> PROBLEM STATEMENT:
In the records below, find each line containing the word "close" and copy it.

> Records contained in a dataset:
§

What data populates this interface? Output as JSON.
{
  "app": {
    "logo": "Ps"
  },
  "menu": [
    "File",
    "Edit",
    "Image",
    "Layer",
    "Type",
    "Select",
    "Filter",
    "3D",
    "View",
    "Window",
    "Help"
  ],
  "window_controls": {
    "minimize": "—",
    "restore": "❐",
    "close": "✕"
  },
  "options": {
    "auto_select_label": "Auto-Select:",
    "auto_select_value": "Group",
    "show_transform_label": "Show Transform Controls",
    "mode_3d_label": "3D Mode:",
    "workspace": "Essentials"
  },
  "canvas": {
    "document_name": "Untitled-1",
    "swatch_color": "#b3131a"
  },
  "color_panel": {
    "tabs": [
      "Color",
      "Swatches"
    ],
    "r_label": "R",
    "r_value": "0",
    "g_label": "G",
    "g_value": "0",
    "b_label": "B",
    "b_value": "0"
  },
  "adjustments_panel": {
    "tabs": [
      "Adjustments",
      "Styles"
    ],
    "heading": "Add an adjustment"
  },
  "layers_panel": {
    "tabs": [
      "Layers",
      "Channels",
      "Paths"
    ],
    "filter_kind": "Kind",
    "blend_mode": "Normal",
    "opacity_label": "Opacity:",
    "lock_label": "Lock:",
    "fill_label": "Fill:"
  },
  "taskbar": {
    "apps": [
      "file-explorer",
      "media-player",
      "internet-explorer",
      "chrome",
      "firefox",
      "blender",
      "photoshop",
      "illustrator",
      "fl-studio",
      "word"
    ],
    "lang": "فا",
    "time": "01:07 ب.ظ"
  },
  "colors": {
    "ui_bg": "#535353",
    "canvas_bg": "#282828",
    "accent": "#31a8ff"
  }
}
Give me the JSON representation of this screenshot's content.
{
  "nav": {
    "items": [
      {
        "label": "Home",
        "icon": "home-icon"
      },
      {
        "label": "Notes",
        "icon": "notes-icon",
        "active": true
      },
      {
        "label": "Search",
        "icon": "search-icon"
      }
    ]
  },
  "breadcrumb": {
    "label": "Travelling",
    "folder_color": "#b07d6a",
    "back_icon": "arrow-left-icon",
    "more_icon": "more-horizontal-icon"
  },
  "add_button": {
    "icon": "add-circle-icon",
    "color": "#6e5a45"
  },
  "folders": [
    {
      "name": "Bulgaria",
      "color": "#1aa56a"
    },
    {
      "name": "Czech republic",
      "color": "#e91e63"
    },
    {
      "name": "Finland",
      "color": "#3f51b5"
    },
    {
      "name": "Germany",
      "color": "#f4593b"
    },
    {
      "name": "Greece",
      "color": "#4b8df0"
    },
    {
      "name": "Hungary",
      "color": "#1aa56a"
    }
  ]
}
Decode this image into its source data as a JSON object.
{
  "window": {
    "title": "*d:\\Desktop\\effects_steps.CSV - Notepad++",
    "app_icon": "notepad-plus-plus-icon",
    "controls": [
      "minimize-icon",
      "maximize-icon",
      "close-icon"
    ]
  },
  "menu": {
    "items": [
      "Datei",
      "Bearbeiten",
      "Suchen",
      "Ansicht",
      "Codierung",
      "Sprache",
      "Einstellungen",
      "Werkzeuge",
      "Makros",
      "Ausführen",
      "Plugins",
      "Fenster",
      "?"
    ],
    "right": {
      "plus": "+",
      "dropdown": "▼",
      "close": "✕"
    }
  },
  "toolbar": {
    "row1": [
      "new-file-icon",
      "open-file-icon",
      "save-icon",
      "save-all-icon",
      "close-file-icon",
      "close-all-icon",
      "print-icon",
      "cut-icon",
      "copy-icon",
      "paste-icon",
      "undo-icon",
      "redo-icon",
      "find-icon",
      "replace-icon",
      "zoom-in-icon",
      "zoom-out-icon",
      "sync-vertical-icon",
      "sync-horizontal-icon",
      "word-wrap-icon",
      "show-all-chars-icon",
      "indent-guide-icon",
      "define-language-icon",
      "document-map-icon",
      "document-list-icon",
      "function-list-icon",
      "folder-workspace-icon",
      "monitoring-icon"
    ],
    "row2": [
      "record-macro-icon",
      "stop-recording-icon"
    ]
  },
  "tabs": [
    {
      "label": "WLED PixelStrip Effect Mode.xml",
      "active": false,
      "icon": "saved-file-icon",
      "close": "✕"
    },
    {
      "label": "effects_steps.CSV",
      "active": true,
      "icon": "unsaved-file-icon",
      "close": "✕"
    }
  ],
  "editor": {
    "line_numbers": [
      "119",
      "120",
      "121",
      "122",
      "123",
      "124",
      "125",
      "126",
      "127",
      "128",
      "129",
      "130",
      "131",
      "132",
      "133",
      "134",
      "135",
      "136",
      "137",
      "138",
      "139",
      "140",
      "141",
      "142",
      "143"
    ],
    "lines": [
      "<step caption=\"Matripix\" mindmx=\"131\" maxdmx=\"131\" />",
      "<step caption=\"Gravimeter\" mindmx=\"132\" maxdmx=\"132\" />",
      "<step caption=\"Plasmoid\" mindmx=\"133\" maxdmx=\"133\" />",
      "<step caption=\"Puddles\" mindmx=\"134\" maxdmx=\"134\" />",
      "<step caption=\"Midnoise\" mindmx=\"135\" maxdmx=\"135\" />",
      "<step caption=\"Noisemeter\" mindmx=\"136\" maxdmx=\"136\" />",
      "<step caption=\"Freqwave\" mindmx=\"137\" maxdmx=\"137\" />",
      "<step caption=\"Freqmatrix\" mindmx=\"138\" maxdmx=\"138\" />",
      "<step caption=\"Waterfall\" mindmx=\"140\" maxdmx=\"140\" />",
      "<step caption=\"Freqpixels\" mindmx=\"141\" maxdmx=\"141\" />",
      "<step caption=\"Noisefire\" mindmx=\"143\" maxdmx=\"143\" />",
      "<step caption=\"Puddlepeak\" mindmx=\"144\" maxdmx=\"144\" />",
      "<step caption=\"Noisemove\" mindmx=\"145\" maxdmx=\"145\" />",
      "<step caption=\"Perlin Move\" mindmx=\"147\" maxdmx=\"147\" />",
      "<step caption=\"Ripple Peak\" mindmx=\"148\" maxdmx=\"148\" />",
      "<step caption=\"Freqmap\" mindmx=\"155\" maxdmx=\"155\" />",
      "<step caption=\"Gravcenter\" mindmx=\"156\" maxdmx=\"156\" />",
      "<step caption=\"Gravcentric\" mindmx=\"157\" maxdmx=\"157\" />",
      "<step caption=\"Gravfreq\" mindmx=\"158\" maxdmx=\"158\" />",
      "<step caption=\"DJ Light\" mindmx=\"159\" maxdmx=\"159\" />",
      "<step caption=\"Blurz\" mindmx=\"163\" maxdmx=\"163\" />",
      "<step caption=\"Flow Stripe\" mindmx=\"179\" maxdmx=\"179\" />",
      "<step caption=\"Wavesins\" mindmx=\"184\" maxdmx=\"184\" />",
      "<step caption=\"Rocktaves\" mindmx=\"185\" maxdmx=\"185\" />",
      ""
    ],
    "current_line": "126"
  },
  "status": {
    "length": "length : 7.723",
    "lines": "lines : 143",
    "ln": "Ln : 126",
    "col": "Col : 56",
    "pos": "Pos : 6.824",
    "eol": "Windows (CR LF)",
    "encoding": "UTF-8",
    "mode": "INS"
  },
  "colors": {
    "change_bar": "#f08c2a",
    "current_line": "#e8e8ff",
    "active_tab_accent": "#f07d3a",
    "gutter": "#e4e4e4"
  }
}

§

> EXERCISE RESULT:
    "close": "✕"
      "close-icon"
      "close": "✕"
      "close-file-icon",
      "close-all-icon",
      "close": "✕"
      "close": "✕"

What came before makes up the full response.